Two weeks ago I had the opportunity to attend Young Women’s Camp and was struck by the unexpected lessons in leadership I learned. Last week, I was able to attend Young Men’s Camp and unsurprisingly walked away with more lessons in leadership. The setup is very similar, but the execution was very different. Male volunteer adult leaders spent just under a year working with a group of male youth between the ages of 11 and 17 to plan a camp.
While spending a week in the very muggy woods with 50 very energetic teenage boys, here are 10 more lessons in leadership I learned.
1. To get the best out of others, they must know you care
You can yell, you can beg, you can hold hands, you can set the example, but until others know you truly care about them, there is a risk they simply tune you out. Never is this more true than when trying to get a group of teenage boys that have been assigned to cleaning duty to clean up after a particularly messy meal.

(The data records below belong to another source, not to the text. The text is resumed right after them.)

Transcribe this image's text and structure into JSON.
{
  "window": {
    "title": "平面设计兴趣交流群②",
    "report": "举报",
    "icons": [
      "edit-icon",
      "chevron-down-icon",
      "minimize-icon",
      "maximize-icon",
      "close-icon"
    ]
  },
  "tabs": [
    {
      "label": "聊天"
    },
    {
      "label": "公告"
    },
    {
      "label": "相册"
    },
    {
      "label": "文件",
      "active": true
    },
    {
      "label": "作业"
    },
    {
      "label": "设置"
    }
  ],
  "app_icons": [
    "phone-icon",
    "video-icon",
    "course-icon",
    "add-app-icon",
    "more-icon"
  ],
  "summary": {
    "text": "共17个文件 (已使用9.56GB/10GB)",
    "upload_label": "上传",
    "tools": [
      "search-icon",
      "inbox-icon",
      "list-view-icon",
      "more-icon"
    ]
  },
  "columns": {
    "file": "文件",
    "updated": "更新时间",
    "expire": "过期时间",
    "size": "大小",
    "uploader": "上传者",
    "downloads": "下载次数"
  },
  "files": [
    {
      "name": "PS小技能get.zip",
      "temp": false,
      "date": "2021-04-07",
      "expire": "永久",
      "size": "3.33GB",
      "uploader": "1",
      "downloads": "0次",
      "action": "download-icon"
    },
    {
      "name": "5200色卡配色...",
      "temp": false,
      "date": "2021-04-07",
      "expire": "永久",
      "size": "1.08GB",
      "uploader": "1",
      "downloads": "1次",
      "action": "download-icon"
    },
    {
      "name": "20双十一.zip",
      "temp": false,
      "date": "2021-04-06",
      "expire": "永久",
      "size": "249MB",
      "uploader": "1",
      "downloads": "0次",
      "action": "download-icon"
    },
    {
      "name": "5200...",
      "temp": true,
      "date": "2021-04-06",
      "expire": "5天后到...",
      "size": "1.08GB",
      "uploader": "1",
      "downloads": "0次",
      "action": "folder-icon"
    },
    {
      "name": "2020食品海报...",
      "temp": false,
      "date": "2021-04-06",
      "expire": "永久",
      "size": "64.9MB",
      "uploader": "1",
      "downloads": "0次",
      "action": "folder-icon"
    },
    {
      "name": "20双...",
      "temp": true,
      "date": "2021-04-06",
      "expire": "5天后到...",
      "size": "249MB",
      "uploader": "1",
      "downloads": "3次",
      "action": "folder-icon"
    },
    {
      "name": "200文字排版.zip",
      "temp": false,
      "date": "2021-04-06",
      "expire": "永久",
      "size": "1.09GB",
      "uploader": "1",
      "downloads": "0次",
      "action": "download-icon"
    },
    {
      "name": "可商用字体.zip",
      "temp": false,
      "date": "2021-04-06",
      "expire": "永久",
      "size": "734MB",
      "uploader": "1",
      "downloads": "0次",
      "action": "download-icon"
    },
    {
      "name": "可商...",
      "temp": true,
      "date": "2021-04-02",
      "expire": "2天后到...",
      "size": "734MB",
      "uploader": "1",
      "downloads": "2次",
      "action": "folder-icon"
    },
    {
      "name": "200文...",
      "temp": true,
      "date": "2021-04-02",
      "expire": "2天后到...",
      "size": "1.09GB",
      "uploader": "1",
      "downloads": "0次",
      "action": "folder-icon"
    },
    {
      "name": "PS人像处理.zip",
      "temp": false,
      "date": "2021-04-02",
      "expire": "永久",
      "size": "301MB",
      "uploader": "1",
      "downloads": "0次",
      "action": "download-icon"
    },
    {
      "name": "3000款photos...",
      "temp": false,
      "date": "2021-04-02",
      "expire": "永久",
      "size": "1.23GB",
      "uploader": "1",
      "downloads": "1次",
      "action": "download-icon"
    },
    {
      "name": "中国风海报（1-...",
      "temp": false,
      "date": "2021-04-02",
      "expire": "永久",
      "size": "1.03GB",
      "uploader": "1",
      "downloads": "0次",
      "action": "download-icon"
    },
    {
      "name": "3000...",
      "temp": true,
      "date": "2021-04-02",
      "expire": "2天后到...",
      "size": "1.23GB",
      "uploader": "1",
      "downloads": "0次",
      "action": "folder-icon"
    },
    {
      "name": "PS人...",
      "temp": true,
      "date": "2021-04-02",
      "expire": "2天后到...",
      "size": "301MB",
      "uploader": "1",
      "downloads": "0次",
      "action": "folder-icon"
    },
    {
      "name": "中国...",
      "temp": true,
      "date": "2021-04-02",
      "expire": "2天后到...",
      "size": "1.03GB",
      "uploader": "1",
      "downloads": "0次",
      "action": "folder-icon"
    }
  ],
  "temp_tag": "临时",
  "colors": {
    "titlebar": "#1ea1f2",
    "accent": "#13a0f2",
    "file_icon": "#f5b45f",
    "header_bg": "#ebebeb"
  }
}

2. Different techniques for different people
Good leaders know their strengths and preferred leadership styles and utilize them with expertise. Great leaders apply different styles to different situations and people. What works to get one 15 year-old to do a hard task will most likely simply elicit an eye roll from the next.
3. Have high expectations of others
Leaders are not cruise directors whose job is to make sure everyone is having fun. Leaders expect the best out of everyone, and they help bring out that best as well. A 6-mile hike in the heat up some pretty steep, rocky terrain? Even though some had never walked that far, let alone hiked that far, and maybe even didn’t have the right gear, the leaders didn’t let the boys settle for the easy way out.
4. Give honest feedback
High expectations are not always met. And when they aren’t, clear, concise, constructive feedback is often needed to get things back on track. The most effective leaders don’t shy away from these conversations, and they handle them in such a way that it leaves the receiver feeling motivated to do better.
5. Don’t do for others what they can do for themselves
Many times (but not always), leaders really can do the job better or faster than those reporting to them. But leaders lean into development opportunities; they allow others to stretch, to grow, and yes, to fail sometimes. And when they do, they help the person get back up and try again. Even if that means sometimes a camp meal is nothing more than that: a meal prepared by a 14 year-old with no cooking skills.
6. Take ownership
Strong leaders step up and employ the mantra “the buck stops here.” It’s easy to blame others, processes, systems, the economy, competitors, the market, etc. But real leaders take ownership for problems. Like when a particular rowdy group of boys broke off a water spicket and flooded a cabin at 11:00 pm. It would have been real easy for the leader to throw the boys under the bus. But the volunteer camp director was the one to get out of bed, call the camp maintenance team, and deal with a particularly unhappy facilities team in the middle of the night.
7. Lean into problems
Not only do leaders take ownership, they lean into problems instead of avoiding them. Nobody is perfect, no team is perfect, no situation is perfect. While leaders don’t need to be about fault finding, they should readily identify risks and problems and work with the team to address those issues.
8. Eat last
Cliché as it may have become, true leaders really do eat last. They make sure everyone else is taken care of before they take care of themselves. Sometimes that means a cold steak, or no steak, but a leader puts their team ahead of themselves.
9. Have patience (sometimes lots and lots and lots of patience)
Most people get up every day and genuinely want to do a good job. They may just have wildly different ideas or approaches as to how to do that job. Patience allows a leader to see the positive intent and work through differences of opinions. And whenever you are stuck in the woods with 50 rambunctious teenage boys, patience is needed in spades.
10. Leaders can lose their patience. And leaders can say sorry
Leaders are not perfect. As much as we wish we were, we’re still human. We can lose our temper. We can get frustrated. We can come down a little too hard on deviant behavior. And when we do, we can recognize we were wrong and apologize. Teams know when their leader is wrong. They know when the leader crosses the line. Weak leaders ignore those mistakes or hide behind their title. Strong leaders admit their fault, acknowledge their weakness, ask for forgiveness, and find a way to move forward. It’s not perfection we are striving for in ourselves, or ask of others, it’s improvement. And the best leaders and teams find ways to improve each and every day.